The writer-director missed old-fashioned, unabashedly personal films. So he went and made one, a tender look back at his own New York City youth.
What's worth your time in TV and movies this weekend? EW's critics review the latest releases: The Banshees of InisherinInside Amy SchumerAftersun, My Policeman, Wendell & Wild, and Raymond & Ray.
In honor of her latest book, Our Missing Hearts, the celebrated Little Fires Everywhere author talks to EW about the books, movies, and cartoon animals that shaped her.
On the eve of their new album, the Britpop giants' frontman shares the soundtrack of his life.
They play divorcees bickering their way through Bali in Ol Parker's shiny, anodyne comedy.

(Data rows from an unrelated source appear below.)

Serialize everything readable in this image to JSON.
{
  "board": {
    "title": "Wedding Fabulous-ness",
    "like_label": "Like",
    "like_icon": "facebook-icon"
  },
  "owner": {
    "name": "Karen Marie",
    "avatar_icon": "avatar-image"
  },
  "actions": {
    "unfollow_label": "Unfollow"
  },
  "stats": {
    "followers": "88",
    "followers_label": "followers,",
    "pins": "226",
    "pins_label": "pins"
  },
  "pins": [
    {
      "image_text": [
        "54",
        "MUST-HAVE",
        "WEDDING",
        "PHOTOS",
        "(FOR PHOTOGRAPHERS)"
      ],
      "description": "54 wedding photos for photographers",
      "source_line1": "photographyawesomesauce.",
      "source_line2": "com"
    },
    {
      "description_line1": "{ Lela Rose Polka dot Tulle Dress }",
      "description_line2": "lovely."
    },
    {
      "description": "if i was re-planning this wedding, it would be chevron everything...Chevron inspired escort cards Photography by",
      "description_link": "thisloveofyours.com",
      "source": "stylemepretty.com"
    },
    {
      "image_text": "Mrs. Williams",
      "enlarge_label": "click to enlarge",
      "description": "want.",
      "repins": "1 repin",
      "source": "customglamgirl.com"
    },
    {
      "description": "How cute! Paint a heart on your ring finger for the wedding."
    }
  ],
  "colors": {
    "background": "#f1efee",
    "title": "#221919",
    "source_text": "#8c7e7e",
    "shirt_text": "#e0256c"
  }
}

Eddie Redmayne and Jessica Chastain play nurses on two sides of the first-do-no-harm coin in 'The Good Nurse,' a cagey, compelling true-life mystery.